"Sit, sir." Todd's voice was soft and quiet, contrasting with Mrs Lovett's sharper, louder one. Harding crossed over to the chair and nervously sat down. The barber spread a sheet over his shoulders and went over to his table to mix up the lather.
"So, getting married, are you?" he asked.
"If she'll have me," Harding replied. He thought longingly of Isabel's glorious auburn hair, bright green eyes and quick, darting movements. She was so beautiful…
"Pretty, is she?"
He gave a start. It was as if the barber could read his mind. "Very," he replied.

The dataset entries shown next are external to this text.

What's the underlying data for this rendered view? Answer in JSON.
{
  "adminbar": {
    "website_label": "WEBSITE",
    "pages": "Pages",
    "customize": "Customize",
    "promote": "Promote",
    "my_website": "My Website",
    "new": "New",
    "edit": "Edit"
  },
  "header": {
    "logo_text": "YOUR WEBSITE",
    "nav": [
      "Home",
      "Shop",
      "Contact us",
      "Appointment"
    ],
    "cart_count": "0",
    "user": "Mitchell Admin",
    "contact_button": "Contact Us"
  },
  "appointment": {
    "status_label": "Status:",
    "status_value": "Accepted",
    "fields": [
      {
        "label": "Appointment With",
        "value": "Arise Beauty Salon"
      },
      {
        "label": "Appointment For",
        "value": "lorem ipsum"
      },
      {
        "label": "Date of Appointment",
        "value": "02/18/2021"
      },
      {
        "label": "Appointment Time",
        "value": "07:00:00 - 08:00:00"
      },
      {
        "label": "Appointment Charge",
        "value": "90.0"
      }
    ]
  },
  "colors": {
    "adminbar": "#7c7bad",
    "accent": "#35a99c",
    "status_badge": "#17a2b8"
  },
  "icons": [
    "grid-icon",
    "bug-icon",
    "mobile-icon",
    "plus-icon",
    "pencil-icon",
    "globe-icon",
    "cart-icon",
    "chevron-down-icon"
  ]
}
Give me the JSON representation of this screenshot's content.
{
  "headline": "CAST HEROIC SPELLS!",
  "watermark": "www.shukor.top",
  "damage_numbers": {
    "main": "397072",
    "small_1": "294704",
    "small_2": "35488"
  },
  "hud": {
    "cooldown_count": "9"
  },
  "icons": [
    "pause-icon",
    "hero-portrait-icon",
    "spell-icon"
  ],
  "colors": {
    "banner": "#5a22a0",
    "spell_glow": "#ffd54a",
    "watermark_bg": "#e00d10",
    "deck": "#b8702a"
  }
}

"Ah, how we fall prey to pretty women," Sweeney Todd mused as he spread the lather onto his customer's face.
"She's not just pretty," Harding countered defensively. "She's clever and witty, and well-educated. Her father made sure she wasn't lacking in those areas."
The razor swept across his cheek. "She sounds delightful." The razor was wiped on the sheet wrapped round him. "What a pity you won't be seeing her any more."
Almost before he could realize what was happening, John Harding became the latest in the long line of victims of Sweeney Todd, demon barber of Fleet Street.
"It was your idea. Told me to give him the closest shave he'll ever know. Why, anyway? He'll be missed, this one."
"'E was curious about me pies. Much longer and 'e'd've guessed the truth." Mrs Lovett looked sadly down at the latest corpse to arrive in her bakehouse. Beside her, Sweeney Todd was more concerned with wiping the blood off his razor.
She suddenly noticed something glinting on the floor. She bent down and picked up a slim golden ring that must have fallen out of their victim's pocket.
"What's that?" Sweeney asked sharply. She obligingly showed him the ring. "'E was goin' to give 'is lady this, I'm sure."
"Keep it, it might be worth a bit," he said before walking out of the bakehouse.
Left alone, Nellie Lovett spun the ring between her fingers, wondering sadly if she'd ever get to wear one again.
I'm not that pleased with the ending… The edit was just to fix a few errors. People who don't review go the same way as John Harding. People who do review get one of Sweeney's razors!